YOUR TASK: Go through the listing and write out all of it exactly.

•••••

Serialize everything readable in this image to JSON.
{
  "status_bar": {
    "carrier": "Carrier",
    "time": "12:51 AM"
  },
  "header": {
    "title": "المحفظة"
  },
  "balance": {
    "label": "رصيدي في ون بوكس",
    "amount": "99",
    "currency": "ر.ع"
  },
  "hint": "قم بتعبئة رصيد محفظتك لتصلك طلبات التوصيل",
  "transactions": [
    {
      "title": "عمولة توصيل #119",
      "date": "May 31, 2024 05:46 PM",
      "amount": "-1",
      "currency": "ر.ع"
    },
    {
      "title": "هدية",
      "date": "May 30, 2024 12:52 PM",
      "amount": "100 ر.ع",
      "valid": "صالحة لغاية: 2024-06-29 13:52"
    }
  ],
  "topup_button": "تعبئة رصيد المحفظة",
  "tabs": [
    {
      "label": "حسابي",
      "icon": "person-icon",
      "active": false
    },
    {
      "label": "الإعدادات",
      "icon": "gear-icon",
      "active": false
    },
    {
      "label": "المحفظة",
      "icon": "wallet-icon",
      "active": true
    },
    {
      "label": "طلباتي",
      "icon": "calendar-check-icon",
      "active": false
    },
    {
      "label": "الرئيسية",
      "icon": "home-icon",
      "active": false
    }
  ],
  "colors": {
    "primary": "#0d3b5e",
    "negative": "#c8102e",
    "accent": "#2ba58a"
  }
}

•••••

RESULT OF THE EXERCISE:
Serialize everything readable in this image to JSON.
{
  "status_bar": {
    "carrier": "Carrier",
    "time": "12:51 AM"
  },
  "header": {
    "title": "المحفظة"
  },
  "balance": {
    "label": "رصيدي في ون بوكس",
    "amount": "99",
    "currency": "ر.ع"
  },
  "hint": "قم بتعبئة رصيد محفظتك لتصلك طلبات التوصيل",
  "transactions": [
    {
      "title": "عمولة توصيل #119",
      "date": "May 31, 2024 05:46 PM",
      "amount": "-1",
      "currency": "ر.ع"
    },
    {
      "title": "هدية",
      "date": "May 30, 2024 12:52 PM",
      "amount": "100 ر.ع",
      "valid": "صالحة لغاية: 2024-06-29 13:52"
    }
  ],
  "topup_button": "تعبئة رصيد المحفظة",
  "tabs": [
    {
      "label": "حسابي",
      "icon": "person-icon",
      "active": false
    },
    {
      "label": "الإعدادات",
      "icon": "gear-icon",
      "active": false
    },
    {
      "label": "المحفظة",
      "icon": "wallet-icon",
      "active": true
    },
    {
      "label": "طلباتي",
      "icon": "calendar-check-icon",
      "active": false
    },
    {
      "label": "الرئيسية",
      "icon": "home-icon",
      "active": false
    }
  ],
  "colors": {
    "primary": "#0d3b5e",
    "negative": "#c8102e",
    "accent": "#2ba58a"
  }
}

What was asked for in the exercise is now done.